Rock and Roll to Break Your Writer's Block To

Kurt Vile and Courtney Barnett's Lotta Sea Lice charmingly riffs on the question of where inspiration comes from.

Courtney Barnett and Kurt Vile

Courtney Barnett, the Melbourne indie-rock singer capable of turning such topics as real estate and elevator chitchat into droll, heartrending parables, was having trouble coming up with the follow-up to her sensational 2015 debut. Kurt Vile, the Philadelphia folkie whose free-ranging drawl and sparkling guitar lines can improve any afternoon, sent her a partly finished song. She heard it and invited him to her studio, on the other side of the world from where he was. The sessions became a tune, and then an album, of scraggly, lackadaisical, and compulsively listenable rock. The album, Lotta Sea Lice, also comments on the collaboration that birthed it—resulting in a surprisingly moving reflection on the creative process itself.

That first cut they worked on, “Over Everything,” is a career highlight for both musicians. Even before the singing begins, the guitar parts—pretty and melodic, spiraling up and down and back onto themselves—establish a sense of communion, of call and response. Vile and Barnett then trade lines that build on shared ideas but showcase two singular voices. Barnett sings of a “beautiful morning” with literary-diary specificity: “The trees are all waggin’, my hair-flag waving / The scenery ragin’, my life-love cascading.” Vile’s nice day is fuzzier, rendered both more abstract and more conversational: “When I’m outside in a real good mood,” the last two words boasting a few extra o’s.

The song is about making songs, as is much of Lotta Sea Lice. Vile spends his time alone noodling blues riffs; Barnett comes up with ditties off news headlines. Vile plugs in headphones to plug into his right brain; Barnett does the same, replying, “You could say ‘I hear you’ on several levels / at high decibels / over everything.” It’s a great line: rhythmically tricky, grounded in the straightforward conversation they’re having, yet hinting at something metaphysical, beyond hearing or saying. The song fittingly then gets noisier and wilder, heaving and collapsing around the six-minute mark.

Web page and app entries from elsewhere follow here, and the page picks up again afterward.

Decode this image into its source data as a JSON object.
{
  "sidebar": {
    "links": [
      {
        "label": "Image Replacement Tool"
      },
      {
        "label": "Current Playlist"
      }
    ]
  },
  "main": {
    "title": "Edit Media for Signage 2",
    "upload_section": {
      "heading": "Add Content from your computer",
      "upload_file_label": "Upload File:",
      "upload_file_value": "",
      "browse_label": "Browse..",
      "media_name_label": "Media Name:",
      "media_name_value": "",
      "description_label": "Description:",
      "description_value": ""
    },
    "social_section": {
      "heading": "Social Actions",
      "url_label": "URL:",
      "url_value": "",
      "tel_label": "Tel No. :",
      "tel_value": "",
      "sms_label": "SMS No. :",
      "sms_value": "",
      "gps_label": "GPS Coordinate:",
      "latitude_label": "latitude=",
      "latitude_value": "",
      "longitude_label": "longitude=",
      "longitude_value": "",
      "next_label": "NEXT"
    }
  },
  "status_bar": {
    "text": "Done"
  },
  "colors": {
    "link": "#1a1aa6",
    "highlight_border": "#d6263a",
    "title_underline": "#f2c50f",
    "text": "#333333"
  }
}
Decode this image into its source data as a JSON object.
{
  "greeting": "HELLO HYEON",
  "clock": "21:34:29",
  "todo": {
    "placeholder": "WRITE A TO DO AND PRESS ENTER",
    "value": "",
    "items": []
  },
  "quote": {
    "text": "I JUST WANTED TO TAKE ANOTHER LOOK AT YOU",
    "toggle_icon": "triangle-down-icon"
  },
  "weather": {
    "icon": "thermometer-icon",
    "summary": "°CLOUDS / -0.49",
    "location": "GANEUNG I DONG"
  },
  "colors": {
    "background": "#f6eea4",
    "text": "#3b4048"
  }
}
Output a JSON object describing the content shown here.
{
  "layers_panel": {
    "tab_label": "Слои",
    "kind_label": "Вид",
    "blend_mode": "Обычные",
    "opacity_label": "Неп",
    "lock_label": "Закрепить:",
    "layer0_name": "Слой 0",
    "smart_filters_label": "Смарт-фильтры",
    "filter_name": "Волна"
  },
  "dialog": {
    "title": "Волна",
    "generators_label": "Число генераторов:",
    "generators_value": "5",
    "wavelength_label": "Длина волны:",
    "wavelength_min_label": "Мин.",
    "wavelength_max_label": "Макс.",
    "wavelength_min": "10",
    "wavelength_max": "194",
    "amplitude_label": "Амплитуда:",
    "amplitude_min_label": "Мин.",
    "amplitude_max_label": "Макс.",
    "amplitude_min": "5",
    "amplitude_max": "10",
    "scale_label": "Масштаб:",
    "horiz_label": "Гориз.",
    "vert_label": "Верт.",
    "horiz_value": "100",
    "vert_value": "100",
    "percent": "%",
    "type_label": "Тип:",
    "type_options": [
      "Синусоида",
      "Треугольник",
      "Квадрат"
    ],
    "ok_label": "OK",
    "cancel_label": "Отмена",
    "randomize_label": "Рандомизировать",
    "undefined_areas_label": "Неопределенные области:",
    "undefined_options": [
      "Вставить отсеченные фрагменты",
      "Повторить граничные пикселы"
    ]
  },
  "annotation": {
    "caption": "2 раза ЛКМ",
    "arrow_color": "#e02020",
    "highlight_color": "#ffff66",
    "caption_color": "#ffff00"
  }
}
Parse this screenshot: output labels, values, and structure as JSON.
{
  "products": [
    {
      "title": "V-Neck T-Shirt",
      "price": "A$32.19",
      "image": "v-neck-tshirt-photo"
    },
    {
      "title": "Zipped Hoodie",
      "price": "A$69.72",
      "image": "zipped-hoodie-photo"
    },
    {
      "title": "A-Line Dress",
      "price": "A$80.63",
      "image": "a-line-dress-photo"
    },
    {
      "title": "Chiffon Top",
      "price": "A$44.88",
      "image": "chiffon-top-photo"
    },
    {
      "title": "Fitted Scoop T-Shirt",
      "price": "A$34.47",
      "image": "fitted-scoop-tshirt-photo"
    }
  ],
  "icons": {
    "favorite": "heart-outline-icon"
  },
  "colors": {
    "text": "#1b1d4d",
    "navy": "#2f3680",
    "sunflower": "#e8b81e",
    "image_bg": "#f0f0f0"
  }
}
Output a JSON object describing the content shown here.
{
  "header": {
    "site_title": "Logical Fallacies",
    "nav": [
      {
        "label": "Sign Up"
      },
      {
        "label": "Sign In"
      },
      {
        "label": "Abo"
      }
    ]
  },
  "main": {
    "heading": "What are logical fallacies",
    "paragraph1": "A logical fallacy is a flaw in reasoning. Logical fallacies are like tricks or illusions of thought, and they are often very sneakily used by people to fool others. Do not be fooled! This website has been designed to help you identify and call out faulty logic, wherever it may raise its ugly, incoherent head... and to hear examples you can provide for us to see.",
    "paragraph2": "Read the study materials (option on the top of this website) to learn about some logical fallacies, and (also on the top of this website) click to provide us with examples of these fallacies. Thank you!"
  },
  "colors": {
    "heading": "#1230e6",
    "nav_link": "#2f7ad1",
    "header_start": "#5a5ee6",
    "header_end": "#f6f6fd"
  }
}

From there, Barnett and Vile banter over various flavors of dueling guitar jangle and synth marginalia: an off-kilter drum patter and raga-like haze on “Let It Go,” strumalong road rock for “Blue Cheese,” cheery-sad acoustic testimony for “Peepin Tom.” The lyrical topics vary, but they seem to return to the question of how to summon the muse—though it’s hard to avoid the sense that it’s Barnett, the more magnetic presence across the album, who’s sweating the issue most. On “Let It Go,” the two sing in a cadence of hymn-like rigidity, with her eventually asking, “What comes first, the chorus or the verse?” In the slow-motion waltz of “On Script,” she seems to describe the Groundhog Day of touring as a betrayal of originality: “Every night like a well-versed ‘Get Well’ card.”

The two singers are complementary rather than alike: Vile’s style is rambling and surreal whereas hers is more precise and legible, and he’s more of a vet than Barnett is (he’s put out six solo full-lengths to her one). Vile’s automatic poetry on “Blue Cheese”—“I didn’t mean to cough on her / Forgot to add the fabric softener” goes the most inexplicably charming line—is more loosey-goosey than what Barnett usually allows of herself. And when Barnett covers Vile’s “Peepin’ Tomboy,” his cryptic story of lazing and leering comes into focus with two new interpretations: as a same-sex love song, and a self-reflection from someone trying to recapture her verve. “I don’t wanna give up, but I kinda wanna lie down,” she sings, seeming paralyzed by her own paralysis.

Another cover, the album’s most powerful moment, is of Jen Cloher’s “Fear Is Like a Forest.” The song, from Barnett’s partner, has a tidy structure and portentous mood that’s different from most of what’s in Barnett’s or Vile’s catalogues. But in the context of the album, it works as a dark, lonesome, slacker-artist thesis statement. “Not one lover will I love / No song will I be singing / If it’s will I’m running on,” goes one verse line, equating romance and inspiration as things you can’t force. Big catharsis comes in the refrain, an expression of faith that artists of all sorts might turn to: “If you just let it go, it’ll come back to you.”

The vision of artmaking laid out here is as an ineffable force, arriving and leaving, a “porch swing swingin’ on its own,” as described in “Continental Breakfast.” It’s a notion both idealistic and frustrating, one that departs with the frequent advice that the best way to beat writer’s block is to just start writing (Kazuo Ishiguro, recently awarded the Nobel Prize in Literature, describing his method: “Awful sentences, hideous dialogue, scenes that went nowhere—I let them remain and ploughed on”). Solitude is also a big part of the creative equation stated here: “I’d rather be alone,” goes a key line. But Lotta Sea Lice’s existence in the first place, not to mention its sheer quality, testifies to one reassuring, humanistic way to kickstart the process: Find a buddy on your wavelength, and take a listen to what’s in their headphones.